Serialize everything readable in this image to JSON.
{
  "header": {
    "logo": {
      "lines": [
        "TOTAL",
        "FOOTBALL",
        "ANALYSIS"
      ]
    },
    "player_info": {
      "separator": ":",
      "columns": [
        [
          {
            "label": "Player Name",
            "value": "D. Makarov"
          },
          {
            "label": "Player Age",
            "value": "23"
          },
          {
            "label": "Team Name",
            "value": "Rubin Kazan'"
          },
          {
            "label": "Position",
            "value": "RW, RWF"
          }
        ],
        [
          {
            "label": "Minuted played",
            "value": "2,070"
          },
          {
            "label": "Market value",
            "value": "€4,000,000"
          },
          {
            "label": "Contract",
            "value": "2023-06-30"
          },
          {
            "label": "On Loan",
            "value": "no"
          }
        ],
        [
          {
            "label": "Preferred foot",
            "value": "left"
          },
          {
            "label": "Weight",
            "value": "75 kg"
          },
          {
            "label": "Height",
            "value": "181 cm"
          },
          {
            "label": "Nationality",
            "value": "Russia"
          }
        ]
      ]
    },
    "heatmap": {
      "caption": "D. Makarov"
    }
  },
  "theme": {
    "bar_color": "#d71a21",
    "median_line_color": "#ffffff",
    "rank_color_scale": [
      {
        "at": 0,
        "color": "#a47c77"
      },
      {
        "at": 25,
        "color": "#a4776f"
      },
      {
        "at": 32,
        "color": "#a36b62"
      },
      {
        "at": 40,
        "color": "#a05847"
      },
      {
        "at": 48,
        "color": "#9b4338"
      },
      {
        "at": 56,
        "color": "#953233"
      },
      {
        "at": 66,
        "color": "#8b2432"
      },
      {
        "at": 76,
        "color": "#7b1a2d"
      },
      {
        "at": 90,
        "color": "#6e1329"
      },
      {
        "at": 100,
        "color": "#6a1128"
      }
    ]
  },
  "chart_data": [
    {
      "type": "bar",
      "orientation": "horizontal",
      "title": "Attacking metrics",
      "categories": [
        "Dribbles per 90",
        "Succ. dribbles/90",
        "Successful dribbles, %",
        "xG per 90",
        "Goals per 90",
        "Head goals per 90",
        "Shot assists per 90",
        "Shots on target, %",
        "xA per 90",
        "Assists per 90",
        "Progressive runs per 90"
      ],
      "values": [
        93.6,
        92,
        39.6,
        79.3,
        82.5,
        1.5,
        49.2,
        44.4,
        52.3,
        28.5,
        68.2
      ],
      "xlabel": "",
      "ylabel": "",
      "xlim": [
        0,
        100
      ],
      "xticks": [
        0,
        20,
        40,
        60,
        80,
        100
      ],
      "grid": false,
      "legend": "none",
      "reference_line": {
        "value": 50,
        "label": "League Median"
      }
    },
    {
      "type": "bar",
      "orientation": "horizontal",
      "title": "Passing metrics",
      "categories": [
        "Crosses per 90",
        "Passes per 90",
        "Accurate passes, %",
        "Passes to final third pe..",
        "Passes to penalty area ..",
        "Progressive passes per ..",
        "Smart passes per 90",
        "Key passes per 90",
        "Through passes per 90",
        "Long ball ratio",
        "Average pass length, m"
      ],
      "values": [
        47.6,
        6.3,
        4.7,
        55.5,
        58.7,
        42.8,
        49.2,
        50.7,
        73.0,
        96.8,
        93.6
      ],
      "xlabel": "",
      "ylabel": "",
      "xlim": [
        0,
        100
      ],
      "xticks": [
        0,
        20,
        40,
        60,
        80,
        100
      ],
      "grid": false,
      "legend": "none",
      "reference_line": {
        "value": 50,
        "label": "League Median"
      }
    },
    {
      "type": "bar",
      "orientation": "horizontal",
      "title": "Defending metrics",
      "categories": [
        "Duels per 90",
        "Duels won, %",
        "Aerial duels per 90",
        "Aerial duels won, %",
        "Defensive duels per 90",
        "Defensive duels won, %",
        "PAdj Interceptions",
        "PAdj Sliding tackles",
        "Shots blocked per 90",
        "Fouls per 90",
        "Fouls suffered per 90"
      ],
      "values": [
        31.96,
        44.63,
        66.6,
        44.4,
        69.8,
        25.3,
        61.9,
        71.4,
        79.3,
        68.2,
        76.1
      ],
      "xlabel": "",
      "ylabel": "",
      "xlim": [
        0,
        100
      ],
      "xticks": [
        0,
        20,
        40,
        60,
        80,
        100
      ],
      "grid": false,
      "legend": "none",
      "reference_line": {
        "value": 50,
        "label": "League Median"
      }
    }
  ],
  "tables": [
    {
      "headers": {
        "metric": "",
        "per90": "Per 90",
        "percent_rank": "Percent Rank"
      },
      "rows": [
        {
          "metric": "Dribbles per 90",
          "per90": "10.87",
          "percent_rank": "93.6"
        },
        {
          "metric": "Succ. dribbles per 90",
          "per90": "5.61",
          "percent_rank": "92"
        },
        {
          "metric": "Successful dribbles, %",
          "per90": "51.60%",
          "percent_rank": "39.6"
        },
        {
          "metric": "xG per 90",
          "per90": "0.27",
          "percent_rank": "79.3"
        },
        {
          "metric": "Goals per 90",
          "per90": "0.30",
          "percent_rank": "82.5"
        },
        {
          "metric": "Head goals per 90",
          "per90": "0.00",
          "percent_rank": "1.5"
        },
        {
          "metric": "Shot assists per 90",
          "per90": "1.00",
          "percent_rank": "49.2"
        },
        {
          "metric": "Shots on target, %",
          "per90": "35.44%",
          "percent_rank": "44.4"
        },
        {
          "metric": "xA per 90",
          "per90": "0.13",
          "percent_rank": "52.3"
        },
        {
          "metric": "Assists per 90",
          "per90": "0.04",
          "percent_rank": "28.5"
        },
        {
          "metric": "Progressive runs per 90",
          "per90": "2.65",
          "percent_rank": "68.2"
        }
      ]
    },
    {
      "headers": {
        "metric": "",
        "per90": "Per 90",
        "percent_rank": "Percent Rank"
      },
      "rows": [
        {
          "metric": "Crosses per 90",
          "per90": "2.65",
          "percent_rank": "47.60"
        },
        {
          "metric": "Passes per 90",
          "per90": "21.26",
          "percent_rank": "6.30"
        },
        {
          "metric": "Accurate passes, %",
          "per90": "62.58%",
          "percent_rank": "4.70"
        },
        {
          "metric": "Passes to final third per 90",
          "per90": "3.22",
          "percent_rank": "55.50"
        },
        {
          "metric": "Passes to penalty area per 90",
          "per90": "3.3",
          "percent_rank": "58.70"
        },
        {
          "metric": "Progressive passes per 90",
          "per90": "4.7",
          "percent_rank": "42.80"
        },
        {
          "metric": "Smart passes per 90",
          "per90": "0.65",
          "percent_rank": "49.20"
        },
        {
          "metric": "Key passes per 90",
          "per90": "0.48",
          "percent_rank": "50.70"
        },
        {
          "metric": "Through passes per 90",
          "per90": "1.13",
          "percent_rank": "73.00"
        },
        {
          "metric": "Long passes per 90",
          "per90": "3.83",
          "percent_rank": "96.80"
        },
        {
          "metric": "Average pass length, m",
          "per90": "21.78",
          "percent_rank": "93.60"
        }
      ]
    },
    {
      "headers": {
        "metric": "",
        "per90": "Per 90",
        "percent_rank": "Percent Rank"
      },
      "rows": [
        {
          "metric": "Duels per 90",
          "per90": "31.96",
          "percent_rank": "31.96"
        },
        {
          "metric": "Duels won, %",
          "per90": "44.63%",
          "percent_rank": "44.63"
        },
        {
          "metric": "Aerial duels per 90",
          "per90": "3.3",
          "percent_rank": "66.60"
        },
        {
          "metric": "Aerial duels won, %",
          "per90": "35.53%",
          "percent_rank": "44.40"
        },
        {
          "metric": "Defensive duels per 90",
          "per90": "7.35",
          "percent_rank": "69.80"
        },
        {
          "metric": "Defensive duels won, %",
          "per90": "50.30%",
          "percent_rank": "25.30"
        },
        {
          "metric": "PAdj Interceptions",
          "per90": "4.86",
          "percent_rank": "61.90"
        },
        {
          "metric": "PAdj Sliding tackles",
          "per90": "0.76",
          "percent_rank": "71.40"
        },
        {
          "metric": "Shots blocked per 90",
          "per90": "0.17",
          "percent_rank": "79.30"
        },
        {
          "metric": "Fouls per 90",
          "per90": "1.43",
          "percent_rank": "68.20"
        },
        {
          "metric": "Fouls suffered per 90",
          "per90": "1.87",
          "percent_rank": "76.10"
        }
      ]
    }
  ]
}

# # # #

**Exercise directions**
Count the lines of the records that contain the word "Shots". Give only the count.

**Written answer**
4